Bikes can be a quandary when coming out cruising. Often car-less for the first time since age 16, many of us are inclined to believe that bikes will be essential to our very survival.
Bozo and I were no different and invested in two Montague folding mountain/multi-use bikes with knobby tires that are fine on pavement as well as more rugged terrain (Bahamian roads).How has this equipment fared?
The bikes are great. They’re a bit bulky even when folded (and our lack of folding pedals makes them more cumbersome), but at least they are real, regular sized, totally ride-able bikes when you take them out…
…which we almost never do.
Right now, they are moldering along with our car in Oriental, NC, which also happens to be where they get the most use—and where a twenty year old, $10 used banana-seater from Sears bought off Craig’s List would be just fine.

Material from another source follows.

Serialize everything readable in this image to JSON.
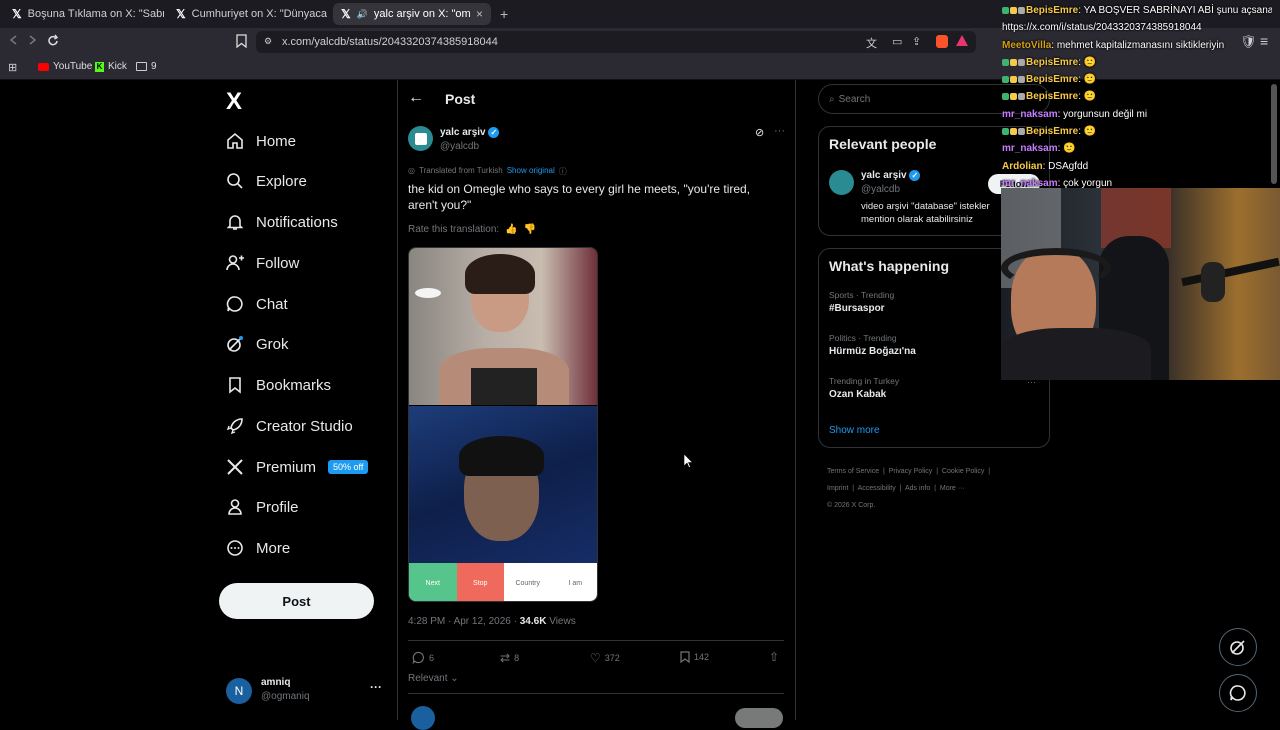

The fact is, living on the hook in the Bahamas, bikes are a total pain in the butt. To use them, you have to get them out of storage (our spare stateroom), try not to knock over anything important on the way to the back deck, load the beasts into a small dinghy, get them to shore—usually through a seaway and then up some rickety ladder—without dunking them, assemble them, ride, and then reverse the process.
Unless you can safely leave them ashore somewhere, this is the hassle you go through every single time. Soon, walking a mile or two (or hitching 10+) starts looking pretty good.
I would feel lazy except for our newfound friends, the Weeds. They had our admiration as we watched them take their bikes to shore in Black Point. Come to find out they are both experienced bike racers, yet they have since abandoned their bikes in Long Island! As in left them there, for charity.
Given, this was after riding from Salt Pond to Clarence Town and back (80 miles round trip?). Also given, they are living in close quarters on a 31-foot trimaran. But these caveats aside, I take comfort in the fact that even bike enthusiasts don’t bike long in the Bahamas.
There is good reason for this. Communities are clustered around the waterfront. The first paved road didn’t come to Great Exuma until the 1990s, so the core infrastructure (stores, restaurants, etc.) was built when people either walked or rowed—just like us cruisers! Only new businesses on the bigger islands have gone “suburban” and are sprinkled along the Queen’s Highway (that’s the name of the main road on every island) just like Route 1 back in the States. Everywhere else, there isn’t much to see after the first mile.
Plus, the roads are mostly pothole-ridden with no bike lane—except in Duncan Town, population 43, which now boasts miles of brand new pavement. Don’t worry, I can’t explain it either.
You should also know that driving is a contact sport here, so bike riding soon becomes downright suicidal. The fatality rate for 2008 in the US was 1.27 deaths per 100 MILLION miles traveled. On Exuma, we’ve got less than 80 miles of road to work with, only 5000 people and we average over 3 traffic deaths per year. Sometimes folks don’t come 250 yards out of the Fish Fry before flinging themselves into a tree at 100 MPH. Seriously. Driving casualties (whether fatal or just really messing people up) are an unbelievable problem in most all communities in the Bahamas.
Admittedly, much of this happens late at night after drinking, but even daytime on the roads can be frightening. I drove behind a guy in his 80s (I know whose car this was) while he weaved between his lane, oncoming traffic, and the bush. I slowly increased my following distance to 40 car-lengths, because whatever accident he was going to be in, I didn't want any part of. And this was at ten AM on a sunny Tuesday morning.
Despite saying all of this, we do sometimes miss the Montagues. When we were in Brunswick, GA, for several weeks, shopping venues were miles out of town. Bikes would have made that trip much easier. As it was, we walked out and taxied back, doing fewer big trips (maybe every 10 days) rather than easier-to-organize, short trips the bikes would have made possible.
We also spent a month in Charleston, SC, at the city marina’s Mega Dock and enjoyed having the bikes there, as it was almost a half-mile walk just to get to shore and then several more to find the “real” town. And we like having them in North Carolina when we go there for summers.
The real difference seems to be…THE DOCK! If we can keep the bikes ready to grab and go, we use them. If it’s a huge rigamarole to get them to shore and back—especially if there’s little payoff and a high change of death or damage-we never do it.
If we were going to be at a dock more often, especially in the US, I would carry the bikes. And I definitely wouldn’t be caught dead on the 7-inch mini-wheel types. (Actually, I don’t think they’re up to most riding). The Montagues are great to ride and have held up well despite the saltwater environment and essentially no maintenance, so I can recommend them highly.
But in our reality, when at anchor in the Bahamas as we usually are, even the best bikes languish. If you've got better things for which to allocate the same space or weight, don't bother.